Music Streams Hits $1bn Amid Anti-Piracy Push
Global music sales continue to fall but revenues from streaming and subscription services have topped $1bn (£600m) for the first time.
According to the International Federation of the Phonographic Industry (Ifpi), figures for 2013 show digital streams were up 51% globally.
It said streaming service Spotify now boasts more than 24m users, while established players such as Google and Apple have also launched their own offerings.
However, Ifpi's Digital Music Report 2014 continued the industry's calls for an overhaul of search engine results, which it said can aid online piracy.
"Search engines have pledged to do more to tackle online piracy, but there is still a long way to go," the group said as it released the report in London.
"In August 2012, Google announced that it was altering its algorithm to take account of notices received from rights holders to place infringing sites lower down in search results.
"Unfortunately, this seems to have had little impact.
Ifpi added: "A search for the name of any leading artist followed by the term 'mp3' in the leading search engines still returns a vast proportion of illegal links on the first page of results."
As an example, Ifpi listed the leading five performing artistes from the Billboard 100 and said that copyright infringement pages appeared on searches from Bing, Yahoo! and Google.

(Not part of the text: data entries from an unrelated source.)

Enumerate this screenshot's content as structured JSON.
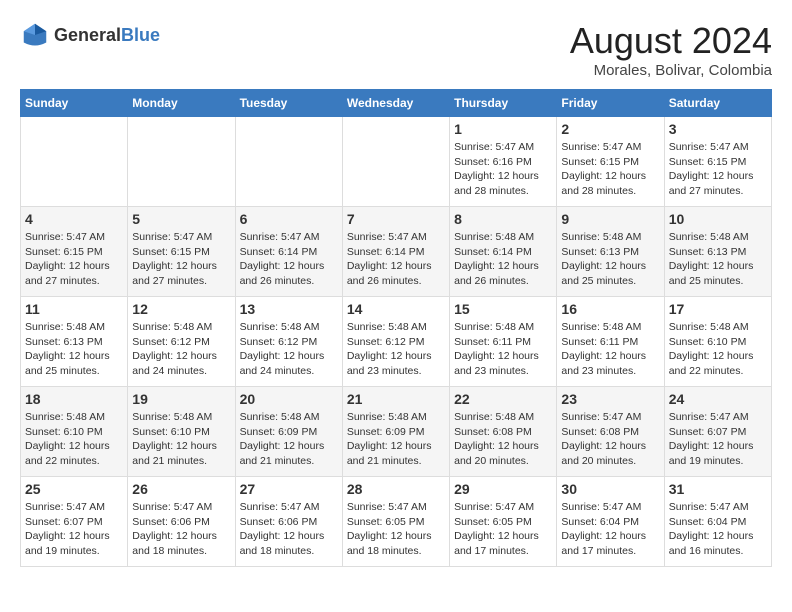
{
  "header": {
    "logo_general": "General",
    "logo_blue": "Blue",
    "title": "August 2024",
    "subtitle": "Morales, Bolivar, Colombia"
  },
  "days_of_week": [
    "Sunday",
    "Monday",
    "Tuesday",
    "Wednesday",
    "Thursday",
    "Friday",
    "Saturday"
  ],
  "weeks": [
    [
      {
        "day": "",
        "info": ""
      },
      {
        "day": "",
        "info": ""
      },
      {
        "day": "",
        "info": ""
      },
      {
        "day": "",
        "info": ""
      },
      {
        "day": "1",
        "info": "Sunrise: 5:47 AM\nSunset: 6:16 PM\nDaylight: 12 hours\nand 28 minutes."
      },
      {
        "day": "2",
        "info": "Sunrise: 5:47 AM\nSunset: 6:15 PM\nDaylight: 12 hours\nand 28 minutes."
      },
      {
        "day": "3",
        "info": "Sunrise: 5:47 AM\nSunset: 6:15 PM\nDaylight: 12 hours\nand 27 minutes."
      }
    ],
    [
      {
        "day": "4",
        "info": "Sunrise: 5:47 AM\nSunset: 6:15 PM\nDaylight: 12 hours\nand 27 minutes."
      },
      {
        "day": "5",
        "info": "Sunrise: 5:47 AM\nSunset: 6:15 PM\nDaylight: 12 hours\nand 27 minutes."
      },
      {
        "day": "6",
        "info": "Sunrise: 5:47 AM\nSunset: 6:14 PM\nDaylight: 12 hours\nand 26 minutes."
      },
      {
        "day": "7",
        "info": "Sunrise: 5:47 AM\nSunset: 6:14 PM\nDaylight: 12 hours\nand 26 minutes."
      },
      {
        "day": "8",
        "info": "Sunrise: 5:48 AM\nSunset: 6:14 PM\nDaylight: 12 hours\nand 26 minutes."
      },
      {
        "day": "9",
        "info": "Sunrise: 5:48 AM\nSunset: 6:13 PM\nDaylight: 12 hours\nand 25 minutes."
      },
      {
        "day": "10",
        "info": "Sunrise: 5:48 AM\nSunset: 6:13 PM\nDaylight: 12 hours\nand 25 minutes."
      }
    ],
    [
      {
        "day": "11",
        "info": "Sunrise: 5:48 AM\nSunset: 6:13 PM\nDaylight: 12 hours\nand 25 minutes."
      },
      {
        "day": "12",
        "info": "Sunrise: 5:48 AM\nSunset: 6:12 PM\nDaylight: 12 hours\nand 24 minutes."
      },
      {
        "day": "13",
        "info": "Sunrise: 5:48 AM\nSunset: 6:12 PM\nDaylight: 12 hours\nand 24 minutes."
      },
      {
        "day": "14",
        "info": "Sunrise: 5:48 AM\nSunset: 6:12 PM\nDaylight: 12 hours\nand 23 minutes."
      },
      {
        "day": "15",
        "info": "Sunrise: 5:48 AM\nSunset: 6:11 PM\nDaylight: 12 hours\nand 23 minutes."
      },
      {
        "day": "16",
        "info": "Sunrise: 5:48 AM\nSunset: 6:11 PM\nDaylight: 12 hours\nand 23 minutes."
      },
      {
        "day": "17",
        "info": "Sunrise: 5:48 AM\nSunset: 6:10 PM\nDaylight: 12 hours\nand 22 minutes."
      }
    ],
    [
      {
        "day": "18",
        "info": "Sunrise: 5:48 AM\nSunset: 6:10 PM\nDaylight: 12 hours\nand 22 minutes."
      },
      {
        "day": "19",
        "info": "Sunrise: 5:48 AM\nSunset: 6:10 PM\nDaylight: 12 hours\nand 21 minutes."
      },
      {
        "day": "20",
        "info": "Sunrise: 5:48 AM\nSunset: 6:09 PM\nDaylight: 12 hours\nand 21 minutes."
      },
      {
        "day": "21",
        "info": "Sunrise: 5:48 AM\nSunset: 6:09 PM\nDaylight: 12 hours\nand 21 minutes."
      },
      {
        "day": "22",
        "info": "Sunrise: 5:48 AM\nSunset: 6:08 PM\nDaylight: 12 hours\nand 20 minutes."
      },
      {
        "day": "23",
        "info": "Sunrise: 5:47 AM\nSunset: 6:08 PM\nDaylight: 12 hours\nand 20 minutes."
      },
      {
        "day": "24",
        "info": "Sunrise: 5:47 AM\nSunset: 6:07 PM\nDaylight: 12 hours\nand 19 minutes."
      }
    ],
    [
      {
        "day": "25",
        "info": "Sunrise: 5:47 AM\nSunset: 6:07 PM\nDaylight: 12 hours\nand 19 minutes."
      },
      {
        "day": "26",
        "info": "Sunrise: 5:47 AM\nSunset: 6:06 PM\nDaylight: 12 hours\nand 18 minutes."
      },
      {
        "day": "27",
        "info": "Sunrise: 5:47 AM\nSunset: 6:06 PM\nDaylight: 12 hours\nand 18 minutes."
      },
      {
        "day": "28",
        "info": "Sunrise: 5:47 AM\nSunset: 6:05 PM\nDaylight: 12 hours\nand 18 minutes."
      },
      {
        "day": "29",
        "info": "Sunrise: 5:47 AM\nSunset: 6:05 PM\nDaylight: 12 hours\nand 17 minutes."
      },
      {
        "day": "30",
        "info": "Sunrise: 5:47 AM\nSunset: 6:04 PM\nDaylight: 12 hours\nand 17 minutes."
      },
      {
        "day": "31",
        "info": "Sunrise: 5:47 AM\nSunset: 6:04 PM\nDaylight: 12 hours\nand 16 minutes."
      }
    ]
  ]
}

Ifpi said that by last January, the global recording industry had sent in total more than 100 million requests to Google to remove links to infringing content.

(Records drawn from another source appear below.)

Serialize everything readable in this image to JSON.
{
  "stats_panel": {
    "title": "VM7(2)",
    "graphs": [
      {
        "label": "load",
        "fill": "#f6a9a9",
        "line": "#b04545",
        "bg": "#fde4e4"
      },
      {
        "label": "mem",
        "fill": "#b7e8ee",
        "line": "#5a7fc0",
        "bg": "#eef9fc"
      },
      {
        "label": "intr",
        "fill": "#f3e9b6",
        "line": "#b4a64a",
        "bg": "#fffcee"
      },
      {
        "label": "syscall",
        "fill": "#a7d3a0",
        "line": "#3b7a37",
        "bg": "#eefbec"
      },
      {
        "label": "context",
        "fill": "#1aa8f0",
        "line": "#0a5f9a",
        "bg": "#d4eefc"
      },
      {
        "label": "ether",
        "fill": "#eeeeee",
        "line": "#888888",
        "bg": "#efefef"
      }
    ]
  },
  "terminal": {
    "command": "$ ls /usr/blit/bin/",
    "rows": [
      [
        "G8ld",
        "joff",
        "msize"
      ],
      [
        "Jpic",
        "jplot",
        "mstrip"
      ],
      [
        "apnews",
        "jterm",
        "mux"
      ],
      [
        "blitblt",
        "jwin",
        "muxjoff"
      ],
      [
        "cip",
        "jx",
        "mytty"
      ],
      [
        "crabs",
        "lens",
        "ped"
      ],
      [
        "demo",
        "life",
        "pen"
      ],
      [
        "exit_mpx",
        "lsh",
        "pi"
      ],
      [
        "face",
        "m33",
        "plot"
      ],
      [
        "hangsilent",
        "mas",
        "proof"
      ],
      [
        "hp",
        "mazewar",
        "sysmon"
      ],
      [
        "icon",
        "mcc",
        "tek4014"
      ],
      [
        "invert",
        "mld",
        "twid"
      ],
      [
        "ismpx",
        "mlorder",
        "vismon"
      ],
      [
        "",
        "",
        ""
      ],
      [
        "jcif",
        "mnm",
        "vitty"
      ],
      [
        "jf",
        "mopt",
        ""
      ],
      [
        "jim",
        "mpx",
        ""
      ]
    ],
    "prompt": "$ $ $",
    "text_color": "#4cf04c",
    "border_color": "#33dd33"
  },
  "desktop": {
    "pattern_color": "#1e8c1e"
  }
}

It said the number of requests would have been higher but Google caps the number of requests on rights groups.
Approached by Sky News, a Google spokesman was unavailable for comment.

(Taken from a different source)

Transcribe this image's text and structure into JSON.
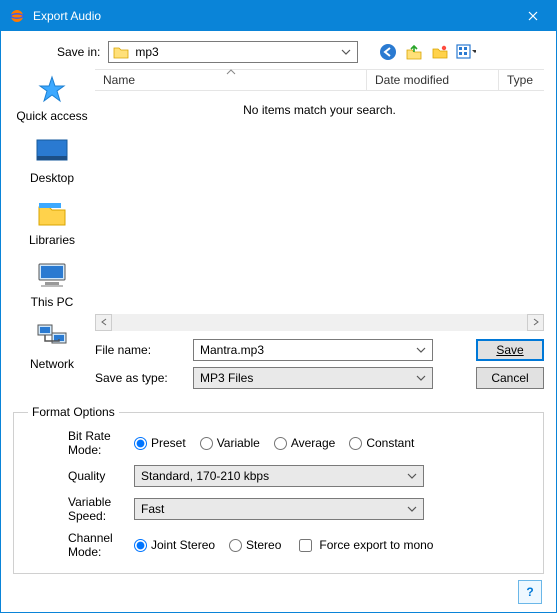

Mainstream search engine insiders question the Ifpi methodology, saying they have taken millions of pirated content links off their portals and insist independent evidence does not back-up the piracy-support claims.
Ifpi lambasted Russian social network vKontakte, which it said allowed its 55 million average daily users to upload and share music and video files.
It added that the City of London's Police Intellectual Property Crime Unit (Pipcu), funded by the Intellectual Property Office, has taken a key role in targeting infringement of rights holders.